Here's a lower bound that heynongman and I worked out. (This was previously posted with equality, but there was a flaw in the argument.) This is assuming that the diagonals (as well as the edges) of $P$ are not to be shared among the sub-polygons.

Suppose that the edges and diagonals of $P$ can be covered by $m$ convex sub-polygons $Q_1$, $Q_2$, ..., $Q_m$, having $a_1$, $a_2$, ..., $a_m$ edges, respectively. We want to cover $n\choose2$ edges and diagonals in all, so

$$a_1+a_2+\cdots+a_m={n\choose2}.\tag{1}$$

We define the cost $c(e)$ of an edge $e$ of $P$ (around the perimeter) to be 0, and the cost $c(e)$ of a diagonal $e$ to be the smallest number of intermediate vertices of $P$ in a path along the perimeter of $P$ from one endpoint to the other. For example, for $n=7$ and $P=P_1P_2P_3P_4P_5P_6P_7$, the cost of the diagonal $P_2P_6$ is 2 (because the shortest path around the perimeter between the endpoints is $P_6P_7P_1P_2$, which has two intermediate vertices). Intuitively, the cost of a diagonal is the *minimum* number of vertices of $P$ that must be "skipped" by a sub-polygon $Q_i$ that uses that diagonal, traversing the vertices of $Q_i$ clockwise.

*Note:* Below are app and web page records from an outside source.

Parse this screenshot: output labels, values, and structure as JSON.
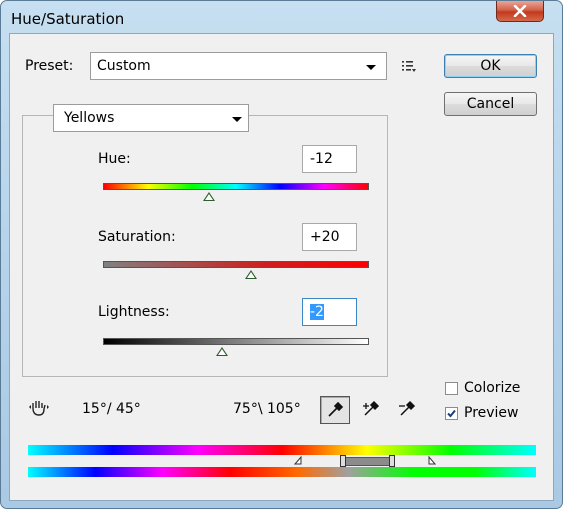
{
  "window": {
    "title": "Hue/Saturation"
  },
  "preset": {
    "label": "Preset:",
    "value": "Custom"
  },
  "buttons": {
    "ok": "OK",
    "cancel": "Cancel"
  },
  "edit_channel": {
    "value": "Yellows"
  },
  "hue": {
    "label": "Hue:",
    "value": "-12"
  },
  "saturation": {
    "label": "Saturation:",
    "value": "+20"
  },
  "lightness": {
    "label": "Lightness:",
    "value": "-2"
  },
  "range": {
    "left": "15°/ 45°",
    "right": "75°\\ 105°"
  },
  "colorize": {
    "label": "Colorize",
    "checked": false
  },
  "preview": {
    "label": "Preview",
    "checked": true
  },
  "icons": [
    "close-icon",
    "preset-options-icon",
    "hand-adjust-icon",
    "eyedropper-icon",
    "eyedropper-plus-icon",
    "eyedropper-minus-icon"
  ]
}
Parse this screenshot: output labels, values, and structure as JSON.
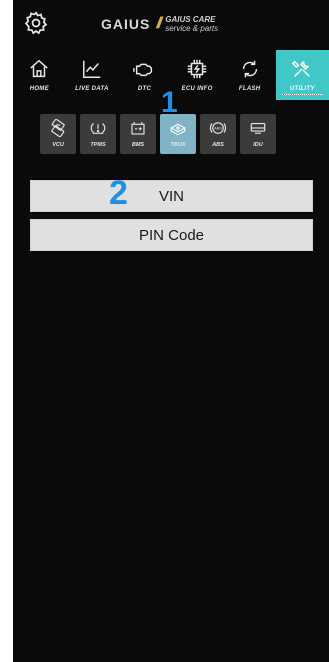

The maximum cost of a diagonal is $(n-3)/2$. At each vertex, because $n$ is odd, there are exactly two diagonals of each cost from 1 to $(n-3)/2$, so the total cost of diagonals incident upon a given vertex is $2\sum_{i=1}^{(n-3)/2}i=(n-1)(n-3)/4$. If we sum over all vertices, we count the cost of each diagonal twice, so the sum of the costs of all edges and diagonals of $P$ is

$$ \sum_{e\in P}c(e)={n\over2}\left[(n-1)(n-3)\over4\right]. $$

Now, for any sub-polygon $Q_i$, every vertex of $P$ is either a vertex of $Q_i$ or is "skipped" by $Q_i$. The total cost of the edges of $Q_i$, $\sum_{e\in Q_i}c(e)$, is a *lower bound* on the number $n-a_i$ of "skipped" vertices, which is to say that $n-a_i\ge\sum_{e\in Q_i}c(e)$. (Our previous post claimed that $\sum_{e\in Q_i}c(e)=n-a_i$, but this is not necessarily true, because a sub-polygon may lie entirely in "one half" of $P$.) Therefore,

$$(n-a_1)+(n-a_2)+\cdots+(n-a_m)\ge\sum_{i=1}^m\sum_{e\in Q_i}c(e)=\sum_{e\in P}c(e)={n(n-1)(n-3)\over8}.\tag{2}$$

Adding (1) and (2), we get

$$mn\ge{n\choose2}+{n(n-1)(n-3)\over8}={n(n-1)(n+1)\over8},$$

so $m\ge(n-1)(n+1)/8$.

This lower bound gives $m(5)\ge3$, $m(7)\ge6$, and $m(9)\ge10$. We have constructions that meet this bound for $n=5,7,9$, but we don't have a general construction.